The summer of 2017 may well be remembered as the time when the nation’s broadband first responder network stopped being just an idea and started to become a reality.
Congress created the First Responder Network Authority (FirstNet) in 2012, allocating $7 billion toward an effort that would leverage the 700 MHz spectrum in support of a nationwide public safety network. Years of planning ensued.
In recent weeks, those plans have begun to bear fruit. In the wake of an award naming AT&T as builder of the network, states have begun signing on. Seven states so far have said they will opt into the network.
The seven are Arkansas, Iowa, Kentucky, Virginia, Wyoming, New Jersey and West Virginia. FirstNet CEO Mike Poth called it “a momentous week” when the first five stepped up in mid-July. Gov. Chris Christie brought New Jersey on board shortly thereafter, followed by West Virginia.
These initial entrants into the yet-to-be-built network represent “a tremendous example of how the federal government, state governments and the private sector can work together for the true benefit of the public safety community and the citizens they bravely serve,” Poth said at the time.
As a former undersecretary of homeland security, Arkansas Gov. Asa Hutchinson endorsed the underlying need for a first responder network in a press release announcing his state’s decision. He noted that FirstNet “has received wide support among our community of first responders because it will enable us to respond more quickly during crises when seconds can mean the difference between life and death.”
Local emergency leaders have voiced support for their states’ decision to opt in. “I am extremely pleased that Virginia is choosing to opt into the network,” said Fairfax County Fire Chief Richard Bowers in a press release. “Access to the network will provide us with additional tools to help ensure we can do our job when the time comes.”
Gov. Matt Mead echoed this view. “FirstNet will be an asset for emergency personnel across Wyoming. This is a tool that allows for better communication and faster response,” he said.
AT&T officials said the early adopters will lead a transformation in public safety communications. The need to keep first responders safe and provide them with the tools that will help them protect people and communities is something we can all get behind,” said Chris Sambar, senior vice president of AT&T – FirstNet.
Iowa’s Gov. Kim Reynolds highlighted an added benefit, beyond the boost to first responder communications. By expanding upon AT&T’s existing footprint, FirstNet “will also help expand coverage for rural Iowans, providing access to a reliable, high-speed wireless connection in areas with little or no connectivity today,” Reynolds said.
States that opt in do so at no risk, since FirstNet and AT&T bear responsibility for deploying, operating, maintaining and improving the network. Iowa’s announcement in fact spells out all the things the state will not be responsible for, including “capital expenditures, operating costs and other costs like staffing, training, integration, environmental compliance and program management.”
Still, the decision to opt in clearly is not one states are taking lightly. Arkansas officials and public safety personnel, for instance, met with FirstNet more than 30 times to address a range of communication issues.
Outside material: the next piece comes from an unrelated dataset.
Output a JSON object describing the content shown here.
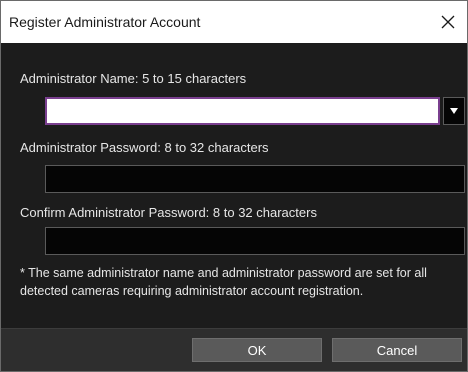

States and territories have until mid-December to make their final decisions regarding FirstNet participation. They can also “opt out” and choose to build and operate their own piece of the network, without the benefit of federal funding.